Irish songstress Sinead O’Connor, who last week got into a war of words with Miley Cyrus after advising her not to “prostitute” herself, now has a new target in Simon Cowell, who she believes is responsible for the death of rock ‘n’ roll.

In an interview with Ireland’s “Late Late Show,” O’Connor said that the music of today is being overshadowed by the “money-making side” of the industry.

“I feel sorry for the murder of music and rock ‘n’ roll, which has happened because of the industry,” O’Connor said on Friday, according to Entertainment Weekly. ”Because of Simon Cowell, Louis Walsh —  they’ve murdered music. I stand to say it on behalf of every musician in the world and they’ll agree with me.”

O’Connor added that music, especially rock ‘n’ roll, has the power to change things, and this is being “murdered” by music reality shows such as “Pop Idol” and “X Factor.”

She continued: “The industry has taken over so much...the money-making side of it, the sexualizing of extremely young people making records, and all the worship with money and bling and diamonds, all the Simon Cowell, Louis Walsh — it all amounts to the murder of music and that’s what concerns me.”

The 46-year-old also talked about her past experience in the industry, saying that her record company wanted her to grow her hair, start wearing short skirts and act sexy. “...that's why I shaved my hair. I wanted to be judged by my talent, if any, and not by how I looked."

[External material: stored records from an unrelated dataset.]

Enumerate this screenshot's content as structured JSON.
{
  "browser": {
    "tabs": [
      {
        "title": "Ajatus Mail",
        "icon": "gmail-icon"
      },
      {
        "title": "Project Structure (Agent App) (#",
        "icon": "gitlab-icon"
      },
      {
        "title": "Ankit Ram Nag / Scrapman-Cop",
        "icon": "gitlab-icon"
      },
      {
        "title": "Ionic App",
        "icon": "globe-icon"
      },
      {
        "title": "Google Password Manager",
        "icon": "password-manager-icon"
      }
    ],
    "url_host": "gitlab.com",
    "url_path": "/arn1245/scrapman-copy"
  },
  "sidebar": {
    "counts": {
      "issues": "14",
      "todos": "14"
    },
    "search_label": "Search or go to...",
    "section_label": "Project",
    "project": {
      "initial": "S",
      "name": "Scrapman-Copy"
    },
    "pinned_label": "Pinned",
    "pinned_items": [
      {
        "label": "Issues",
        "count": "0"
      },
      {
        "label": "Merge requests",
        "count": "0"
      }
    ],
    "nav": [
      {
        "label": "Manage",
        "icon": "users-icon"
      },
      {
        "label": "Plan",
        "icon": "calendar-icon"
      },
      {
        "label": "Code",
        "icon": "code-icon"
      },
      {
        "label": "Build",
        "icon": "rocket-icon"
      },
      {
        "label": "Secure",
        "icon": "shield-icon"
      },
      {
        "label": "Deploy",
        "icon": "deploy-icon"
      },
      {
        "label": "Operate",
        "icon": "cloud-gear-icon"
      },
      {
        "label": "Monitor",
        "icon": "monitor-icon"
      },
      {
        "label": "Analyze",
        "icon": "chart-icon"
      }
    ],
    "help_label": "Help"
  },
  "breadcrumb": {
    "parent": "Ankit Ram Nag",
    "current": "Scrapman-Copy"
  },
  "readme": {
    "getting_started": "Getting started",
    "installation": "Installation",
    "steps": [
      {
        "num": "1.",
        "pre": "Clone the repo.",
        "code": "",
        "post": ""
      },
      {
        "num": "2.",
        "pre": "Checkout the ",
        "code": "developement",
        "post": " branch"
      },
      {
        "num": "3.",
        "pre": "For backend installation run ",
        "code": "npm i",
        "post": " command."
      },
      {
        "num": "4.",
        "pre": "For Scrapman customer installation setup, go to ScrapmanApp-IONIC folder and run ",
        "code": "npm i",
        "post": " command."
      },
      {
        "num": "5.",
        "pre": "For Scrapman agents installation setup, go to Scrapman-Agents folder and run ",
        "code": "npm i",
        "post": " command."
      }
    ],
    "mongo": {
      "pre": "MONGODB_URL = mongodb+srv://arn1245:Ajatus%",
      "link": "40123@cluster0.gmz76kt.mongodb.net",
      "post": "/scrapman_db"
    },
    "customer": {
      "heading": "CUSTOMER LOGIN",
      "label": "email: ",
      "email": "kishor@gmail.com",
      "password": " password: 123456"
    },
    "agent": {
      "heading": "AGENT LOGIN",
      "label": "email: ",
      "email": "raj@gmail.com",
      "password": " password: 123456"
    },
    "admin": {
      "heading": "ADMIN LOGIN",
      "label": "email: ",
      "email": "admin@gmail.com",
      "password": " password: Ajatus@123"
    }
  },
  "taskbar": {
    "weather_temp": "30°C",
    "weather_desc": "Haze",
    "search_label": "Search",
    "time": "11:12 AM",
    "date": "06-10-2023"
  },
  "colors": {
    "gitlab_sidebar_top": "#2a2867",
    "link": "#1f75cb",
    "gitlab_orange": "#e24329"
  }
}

On her feud with Cyrus, O’Connor said that her problem was with the 20-year-old’s antics, which include raunchy performances and going naked for music videos, and not with her music. This is one of the reasons that prompted O’Connor to pen an open letter to Cyrus, which was not well-received by the former Disney actress.  

“Miley’s records are great records,” O’Connor said during the interview. “I’m asking whether it’s appropriate for 20-year-old women to lick sledgehammers for videos in songs which have no lyrical reference to any such thing in them. It’s an exploitation of someone too young to understand the dangers.”